South Carolina Court Records Lookup
The following is for information purposes only
South Carolina Court Records
What types of courts are in South Carolina?
South Carolina has a court system that is made up of trial courts, a state court of appeals, a supreme court, and a federal court. The trial courts have the most general jurisdiction, spread out throughout districts and covering counties across the state. All of the trial courts are overseen by the circuit court, which is able to send appeals to the court of appeals.
The supreme court has the right to hear appeals and overturn a ruling by other courts. Additionally, they can send appeals to the court of appeals too. The supreme court is there to not only make appeals if they see fit but they are also there to determine disciplinary actions for those convicted and to oversee the requirements to pass the bar in the state.
How are court cases in South Carolina managed?
All of the trial courts in the state can appeal to the Court of Appeals. They hear appeals for all civil and criminal cases that come from the lower courts and can hold further proceedings if they wish to. They do not have the final say in decisions to appeal and are overseen by the state's Supreme Court.
The South Carolina Supreme Court can designate cases to the Court of Appeals and hear appeals for criminal and civil cases in the state. Because the state has the death penalty, this court hears cases where the death penalty is the possible outcome. The state Supreme Court has a total of five justices, all of them appointed by the South Carolina general assembly. They also have a chief justice who serves on the court as well.
Which trial courts are in South Carolina?
Circuit courts in the state of South Carolina have general jurisdiction. They can hear a number of different types of cases, including those that deal with civil and criminal cases. Some of them are heard in front of a jury while others are not, only presented by the attorneys of the parties involved.
Other types of cases that can be heard in circuit courts include those that deal with real estate and property and all felony, criminal, and civil cases as well. The Circuits court heard criminal appeals and, if necessary, will send appeals to the court of appeals.
Masters-in-equity courts are similar to the circuit courts in South Carolina, though none of the cases are heard in front of a jury. Many of the cases here deal with very small crimes and have a limit of $7,000 or jail terms that last less than 30 days.
Magistrate courts are those throughout the state of South Carolina that deal with very small hearings, including those that deal with claims up to $7,500. Most of the hearings in this court deal with traffic violations and orders of civil protection. This court also deals with restraining orders and holds preliminary hearings for other types of cases.
The magistrate courts are overseen by the circuit courts, though they have general jurisdiction in the district in which they are operating. They share equal jurisdiction with the municipal court and the probate court, though all three deal with different types of cases.
Family courts deal with matters related to family issues, including domestic relations and divorce. In addition, they handle all of the cases that deal with juveniles, including those where minors are involved in crimes and those where crimes were committed by juveniles. Family courts are spread out throughout the state and are found in almost every district so that all residents have access to the courts when they need them.

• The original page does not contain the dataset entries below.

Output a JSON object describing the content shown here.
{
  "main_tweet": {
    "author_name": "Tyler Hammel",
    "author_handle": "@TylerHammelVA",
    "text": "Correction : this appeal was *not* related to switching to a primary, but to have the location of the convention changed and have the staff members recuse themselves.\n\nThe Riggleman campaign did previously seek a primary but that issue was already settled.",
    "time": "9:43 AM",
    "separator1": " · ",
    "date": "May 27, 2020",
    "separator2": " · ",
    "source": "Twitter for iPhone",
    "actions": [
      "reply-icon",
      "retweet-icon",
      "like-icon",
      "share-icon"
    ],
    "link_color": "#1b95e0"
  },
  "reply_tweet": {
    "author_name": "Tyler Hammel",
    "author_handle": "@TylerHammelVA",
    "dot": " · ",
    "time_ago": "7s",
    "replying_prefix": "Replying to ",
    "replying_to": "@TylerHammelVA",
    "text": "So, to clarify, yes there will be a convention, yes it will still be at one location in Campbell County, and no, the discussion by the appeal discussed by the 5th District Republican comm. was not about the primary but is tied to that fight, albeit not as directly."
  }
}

Probate courts in the state are those that do not hear cases in front of a jury. Instead, they deal with matters including probation, estate matters, and those that deal with the mental health of individuals. Probate courts deal exclusively with those awaiting or on probation, and will even hear cases where the mental health of an individual is in question.
What are the federal district courts in South Carolina?
There is one court in the state of South Carolina, the United States District Court for the District of South Carolina. The jurisdiction for this court extends throughout the state and deals with all cases where parties break federal law. This includes all cases that are either civil or criminal, as long as they fall under federal law.
This court may hear appeals from state courts and appeals go to the U.S. Court of Appeals for the 4th Circuit.
How to find electronic court records in South Carolina
In the state of South Carolina, the Freedom of Information Act states that all records, unless otherwise specified, must be made public. Some records that are omitted from this ruling include those that have information about juveniles and those with sensitive information for the state. For records that are public, the general public can access them in a few different ways, including electronically and in person.
Electronic records can be located at South Carolina Judicial Branch under "Case Search". After visiting the website, interested parties only need to search for the case they are looking for by name or case number. Electronic records are one of the simplest and fastest ways to get access to court records, as anyone from anywhere can search for them at any time.
Additionally, those looking for court records can visit the court in which the case was heard, visiting the clerk's office. Of course, doing this requires that interest parties know the name of the documents they need and know the parties' names that were involved in the case or the name of the attorney. This way could take longer and could be subject to very slim opening hours.
Where to find additional information about South Carolina courts?
South Carolina Courthouses
- Greenville, Laurens
- North Charleston
- Pickens, Anderson